By Jessica Bruha
The Norman Transcript
NORMAN — Sparks of joy lit up grief-stricken eyes from time to time on Wednesday after Moore residents were allowed back into their neighborhoods for the first time after Monday’s EF-5 tornado devastated much of the city.
For Rachel Hernadez, who lives near SE 4th Street and Bryant Avenue, some of that joy was given back to her after a Cleveland County work crew was able to dig a dresser holding family photos out from underneath the rubble that was once her home.
“I had the last picture of my grandma from when she was 17. I just found it last year,” Hernadez said. “I had an entire collection of family photos in that dresser.”
She also was able to salvage a German antique pot which put a smile on her face as well.
“I was pulling out stuff that didn’t even belong to me earlier,” she said.

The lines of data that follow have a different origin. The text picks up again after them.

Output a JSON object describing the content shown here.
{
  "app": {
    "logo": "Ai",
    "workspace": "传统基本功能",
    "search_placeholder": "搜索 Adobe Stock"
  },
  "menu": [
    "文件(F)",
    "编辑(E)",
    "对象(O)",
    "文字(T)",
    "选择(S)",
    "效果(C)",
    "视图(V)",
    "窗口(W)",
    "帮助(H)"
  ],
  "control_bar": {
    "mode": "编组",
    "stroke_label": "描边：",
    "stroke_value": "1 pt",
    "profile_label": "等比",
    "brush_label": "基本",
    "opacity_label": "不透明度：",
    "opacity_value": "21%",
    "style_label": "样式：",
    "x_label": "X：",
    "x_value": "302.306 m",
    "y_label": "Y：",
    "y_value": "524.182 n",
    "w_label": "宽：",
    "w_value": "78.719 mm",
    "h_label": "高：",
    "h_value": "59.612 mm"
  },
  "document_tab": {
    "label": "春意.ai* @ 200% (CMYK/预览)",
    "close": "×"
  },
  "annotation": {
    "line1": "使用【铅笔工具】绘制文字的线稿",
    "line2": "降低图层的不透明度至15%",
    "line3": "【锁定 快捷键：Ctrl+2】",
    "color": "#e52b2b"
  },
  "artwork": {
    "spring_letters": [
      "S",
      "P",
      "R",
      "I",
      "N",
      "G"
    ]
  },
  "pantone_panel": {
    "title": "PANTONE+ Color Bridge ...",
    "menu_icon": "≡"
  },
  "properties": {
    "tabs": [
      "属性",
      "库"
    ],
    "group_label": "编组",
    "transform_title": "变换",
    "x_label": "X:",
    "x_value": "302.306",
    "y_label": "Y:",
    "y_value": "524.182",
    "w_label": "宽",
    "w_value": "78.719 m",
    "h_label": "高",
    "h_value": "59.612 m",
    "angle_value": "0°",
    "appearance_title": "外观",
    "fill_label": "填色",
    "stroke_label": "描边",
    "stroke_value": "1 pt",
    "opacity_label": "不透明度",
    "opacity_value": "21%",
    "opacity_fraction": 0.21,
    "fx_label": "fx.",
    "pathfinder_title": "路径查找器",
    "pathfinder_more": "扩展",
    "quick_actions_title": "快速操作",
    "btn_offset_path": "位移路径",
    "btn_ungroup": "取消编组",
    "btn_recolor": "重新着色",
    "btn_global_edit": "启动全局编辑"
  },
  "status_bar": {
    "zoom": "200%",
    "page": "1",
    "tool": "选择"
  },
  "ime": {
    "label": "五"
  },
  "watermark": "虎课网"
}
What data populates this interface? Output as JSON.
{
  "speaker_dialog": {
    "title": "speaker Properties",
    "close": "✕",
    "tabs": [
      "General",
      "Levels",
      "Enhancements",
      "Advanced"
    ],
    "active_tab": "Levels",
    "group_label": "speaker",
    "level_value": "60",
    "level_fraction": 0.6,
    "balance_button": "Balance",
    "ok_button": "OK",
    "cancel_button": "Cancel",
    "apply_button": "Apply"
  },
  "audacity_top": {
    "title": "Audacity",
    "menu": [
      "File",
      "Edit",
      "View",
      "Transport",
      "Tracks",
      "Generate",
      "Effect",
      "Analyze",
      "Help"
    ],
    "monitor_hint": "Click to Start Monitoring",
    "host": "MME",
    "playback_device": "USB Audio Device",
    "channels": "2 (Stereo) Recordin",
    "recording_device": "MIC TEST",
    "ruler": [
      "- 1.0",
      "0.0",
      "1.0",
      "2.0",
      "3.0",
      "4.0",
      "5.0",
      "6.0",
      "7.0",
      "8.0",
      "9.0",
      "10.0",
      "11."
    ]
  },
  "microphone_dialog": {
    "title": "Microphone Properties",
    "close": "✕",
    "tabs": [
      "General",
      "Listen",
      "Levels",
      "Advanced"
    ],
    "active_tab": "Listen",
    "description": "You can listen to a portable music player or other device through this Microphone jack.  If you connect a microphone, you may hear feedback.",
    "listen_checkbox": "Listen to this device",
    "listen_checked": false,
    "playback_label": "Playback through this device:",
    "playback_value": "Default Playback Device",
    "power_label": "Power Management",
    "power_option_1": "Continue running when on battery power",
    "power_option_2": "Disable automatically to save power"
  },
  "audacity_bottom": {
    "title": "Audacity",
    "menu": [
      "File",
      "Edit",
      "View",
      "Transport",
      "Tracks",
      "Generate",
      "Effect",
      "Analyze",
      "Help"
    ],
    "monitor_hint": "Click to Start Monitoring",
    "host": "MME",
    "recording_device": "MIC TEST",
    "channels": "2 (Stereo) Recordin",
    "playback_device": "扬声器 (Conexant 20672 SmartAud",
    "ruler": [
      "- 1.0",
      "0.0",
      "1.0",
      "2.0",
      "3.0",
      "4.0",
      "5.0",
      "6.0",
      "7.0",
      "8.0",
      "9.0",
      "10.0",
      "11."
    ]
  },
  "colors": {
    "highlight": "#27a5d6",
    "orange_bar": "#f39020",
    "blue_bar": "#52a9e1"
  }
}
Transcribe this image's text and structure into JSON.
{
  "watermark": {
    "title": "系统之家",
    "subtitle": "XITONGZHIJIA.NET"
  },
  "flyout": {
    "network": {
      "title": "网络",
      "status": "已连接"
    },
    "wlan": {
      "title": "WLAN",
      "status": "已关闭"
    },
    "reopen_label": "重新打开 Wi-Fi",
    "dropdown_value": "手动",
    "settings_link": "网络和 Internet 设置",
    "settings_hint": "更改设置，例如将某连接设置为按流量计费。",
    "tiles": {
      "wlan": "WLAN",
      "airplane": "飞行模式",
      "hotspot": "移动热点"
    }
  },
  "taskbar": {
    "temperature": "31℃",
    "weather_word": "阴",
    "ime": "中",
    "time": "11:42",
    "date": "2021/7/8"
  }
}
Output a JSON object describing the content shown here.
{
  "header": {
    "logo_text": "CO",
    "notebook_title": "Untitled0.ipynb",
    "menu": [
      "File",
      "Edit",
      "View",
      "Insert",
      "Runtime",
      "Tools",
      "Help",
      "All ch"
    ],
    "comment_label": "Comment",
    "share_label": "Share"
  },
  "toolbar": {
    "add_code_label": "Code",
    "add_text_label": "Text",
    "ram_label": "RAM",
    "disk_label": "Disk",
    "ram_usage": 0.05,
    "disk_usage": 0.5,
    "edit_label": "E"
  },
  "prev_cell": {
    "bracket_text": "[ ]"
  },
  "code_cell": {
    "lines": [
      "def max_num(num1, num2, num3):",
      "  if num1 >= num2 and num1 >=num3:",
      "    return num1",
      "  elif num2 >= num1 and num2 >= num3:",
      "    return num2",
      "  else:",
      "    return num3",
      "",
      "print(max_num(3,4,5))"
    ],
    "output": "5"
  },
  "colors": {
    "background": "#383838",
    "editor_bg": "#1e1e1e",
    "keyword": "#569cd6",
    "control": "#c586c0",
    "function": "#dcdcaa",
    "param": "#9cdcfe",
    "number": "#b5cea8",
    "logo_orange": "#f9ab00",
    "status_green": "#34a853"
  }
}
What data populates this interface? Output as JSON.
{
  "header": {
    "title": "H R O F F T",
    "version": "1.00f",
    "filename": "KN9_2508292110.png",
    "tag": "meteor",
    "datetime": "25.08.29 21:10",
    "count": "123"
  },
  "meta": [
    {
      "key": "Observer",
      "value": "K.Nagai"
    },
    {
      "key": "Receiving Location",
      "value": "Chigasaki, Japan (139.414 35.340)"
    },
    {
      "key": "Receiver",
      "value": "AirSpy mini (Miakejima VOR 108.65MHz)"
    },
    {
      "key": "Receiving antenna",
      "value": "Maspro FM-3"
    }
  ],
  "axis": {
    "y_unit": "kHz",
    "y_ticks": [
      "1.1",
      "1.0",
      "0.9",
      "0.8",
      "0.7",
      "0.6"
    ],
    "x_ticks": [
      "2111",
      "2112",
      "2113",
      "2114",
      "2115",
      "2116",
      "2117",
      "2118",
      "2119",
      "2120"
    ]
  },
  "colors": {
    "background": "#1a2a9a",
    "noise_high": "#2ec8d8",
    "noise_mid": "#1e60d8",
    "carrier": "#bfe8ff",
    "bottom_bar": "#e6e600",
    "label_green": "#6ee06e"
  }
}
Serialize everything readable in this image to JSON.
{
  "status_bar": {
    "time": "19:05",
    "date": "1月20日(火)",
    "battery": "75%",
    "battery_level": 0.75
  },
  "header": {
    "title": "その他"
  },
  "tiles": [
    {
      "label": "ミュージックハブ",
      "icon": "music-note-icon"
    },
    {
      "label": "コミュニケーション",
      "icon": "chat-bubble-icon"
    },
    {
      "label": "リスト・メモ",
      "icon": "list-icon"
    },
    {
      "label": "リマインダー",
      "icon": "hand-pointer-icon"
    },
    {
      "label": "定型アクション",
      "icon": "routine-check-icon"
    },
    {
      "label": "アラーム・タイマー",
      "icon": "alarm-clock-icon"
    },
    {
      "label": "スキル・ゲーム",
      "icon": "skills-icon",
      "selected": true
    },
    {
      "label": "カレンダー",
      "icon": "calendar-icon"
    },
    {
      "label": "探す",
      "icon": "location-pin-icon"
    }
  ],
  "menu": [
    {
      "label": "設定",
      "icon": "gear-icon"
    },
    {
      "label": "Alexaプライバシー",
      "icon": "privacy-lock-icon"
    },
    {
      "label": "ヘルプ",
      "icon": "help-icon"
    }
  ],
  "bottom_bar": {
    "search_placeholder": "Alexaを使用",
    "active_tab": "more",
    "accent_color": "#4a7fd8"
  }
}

Some residents didn’t have to wait until Wednesday to see the catastrophic scene the tornado left their neighborhood in.
Matt Claxton and his wife, Heather, watched the storm develop on television and outside until they saw on a social media site the storm was behind the Moore Warren Theater. They ran to a shelter minutes before the deadly twister wiped out their neighborhood.
“We grabbed what we could and ran to a shelter. When we walked out it looked like a war zone was here,” Claxton said. “We were just feeling so useless.”
Then they saw their house. He said at that point they were just thankful to be alive.
“It’s just stuff. We’re going to try to salvage what we can though,” he said.
As Claxton stood in his driveway on Wednesday looking around at all of the destroyed homes, which was a view that seemed to stretch for miles, he said it was tough.
“I don’t want to see anymore of Moore,” he said. “Just looking at this is tough.”
Other residents felt lucky that their loved ones were able to “miraculously” avoid the tornado by a simple mistake.
Katrina Withey’s daughter, Kyla, accidentally locked herself out of their rent house on Monday. Withey said Kyla’s dad ended up picking the children up to take them back to work with him before the weather got bad.
Kyla and her little brother would have been at home when the tornado struck if Kyla hadn’t forgotten her key, Withey said.
“It seems like there’s so many things that led up to the miraculous fact that we’re alive and not injured,” she said.
Whenever they returned to their home, she also said it looked like a war zone.
“It was like an explosion just obliterated everything,” Withey said.
While they were only renting their home, Withey said she hopes if the home is rebuilt, it will be rebuilt with a storm shelter.
All of the families — Hernadez, Claxton and Withey said they plan on continuing to live in Moore. However, one family wasn’t quite so sure about where they would be living next.
Chris and Renae King said after two tornadoes, they’re not sure if they want to continue living in Moore. But, they do love it, they said.
The couple also was renting their home in the neighborhood near SE 4th Street and Bryant Avenue. Renae was persuaded by Chris and her family to leave the home and go to her mom’s house since the storm was getting bad.
After the storm she returned to check on the house immediately after.
“As I walked closer I said, ‘I think it got us. Yep, the roof is gone,” Renae said. “Then my dog went in and was smart enough to find a rawhide bone under all of the rubble.”
It was a good thing she did leave the home Chris said, because a fridge came through their bedroom wall and the walls and roof over the kitchen were for the most part, gone.
“We were going for more of an open concept,” Renae said with a laugh regarding the roof and walls. Her sense of humor on Wednesday overrode the devastation they were surrounded by as they loaded up some salvaged items before the day ended.